We thought it would be horridly untoward to appear and have the chance that our stomachs may emit a growl for hunger, so we thought it best to stop and have a local dish at a little Italian cafe, The Firehouse Pizza. This bohemian haunt is a converted firehouse as you can see from the doors.
It was a bustle with other tourists and local sets of the artistic persuasion. A place much more likely to be frequented by the likes of Alva Vanderbilt (that little minx) than of the Astors, but you all know how Mrs. Maven and I are cut of the daring cloth.
After, what I can only characterize as mediocre fare, (you can’t give a Joisey gal anything less than the very best pizza), we headed to The Astors.
Beechwood is known for the simplicity and elegance of design. Mrs. Maven and I believe The Mrs. Astor says that because she can’t put Beechwood up against the Vanderbuilt’s Breakers which is stunning beyond compare. However, with the proper perspective Beechwood is lovely.
As we entered, Mrs. Maven took the Vanderbuilt approach and marched right into the main room. She completely unnerved the front door attendent. The little fellow scrmbbled to his feet, the clacking of his heeled shoes echoing through the marble entrance while he urgently yelled, “Ma’am, Ma’am! You must wait. Ma’am I’ll get the door.” Mrs. Maven just smiledgraceously as he caught up to her. But I believe I saw a devilish spark in her eyes as he left us in the ante room.
The Mrs. Astor was unavailble to meet with us, but her son inlaw, somebody Roosevelt took upon himself to show us around Beechwood.
Here is The Lady herself in the background with the roses named after her in the fore.
I must say one of the lovelier rooms, modeled after the bourgeois solons of Paris is this little wedgewood blue sitting room.
Delightfuly airy, don’t you think?

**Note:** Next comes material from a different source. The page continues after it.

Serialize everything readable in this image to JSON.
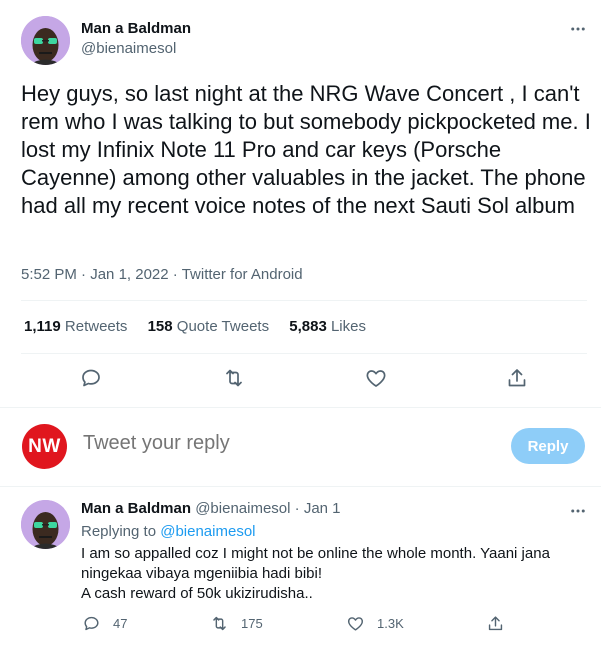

We were met in the ballroom by a very rude man. I can’t recall his name, Mrs. Maven perhaps you can remember dear what his name was? All I know is he spoke ill of the impressionist artist movement that I am so fond of. When I asked him directly on the subject, he spoke some non-sense about the kodak boxes. An obvious charleton and cad. Unfortantly, as a result of this distasteful discourse, I happened to not notice the settings on my camera obscura and missed much of the ground floor.
Here is one image of the ballroom that I tried, unsuccessfully, to recover in the darkroom.
Upstairs we were treated to a glimpse of one of The Astor’s daughter’s gowns for this evening. I must remeber to tell Alva to steer away from sea green tonight.
Finally, we brought through the kitchen…can you belive the audacity!
We walked the grounds down to the cliffwalk behind…
So as we left the Teahouse Folly…we diecided to drop by our old friends the Vanderbuilt’s and have afternoon tea.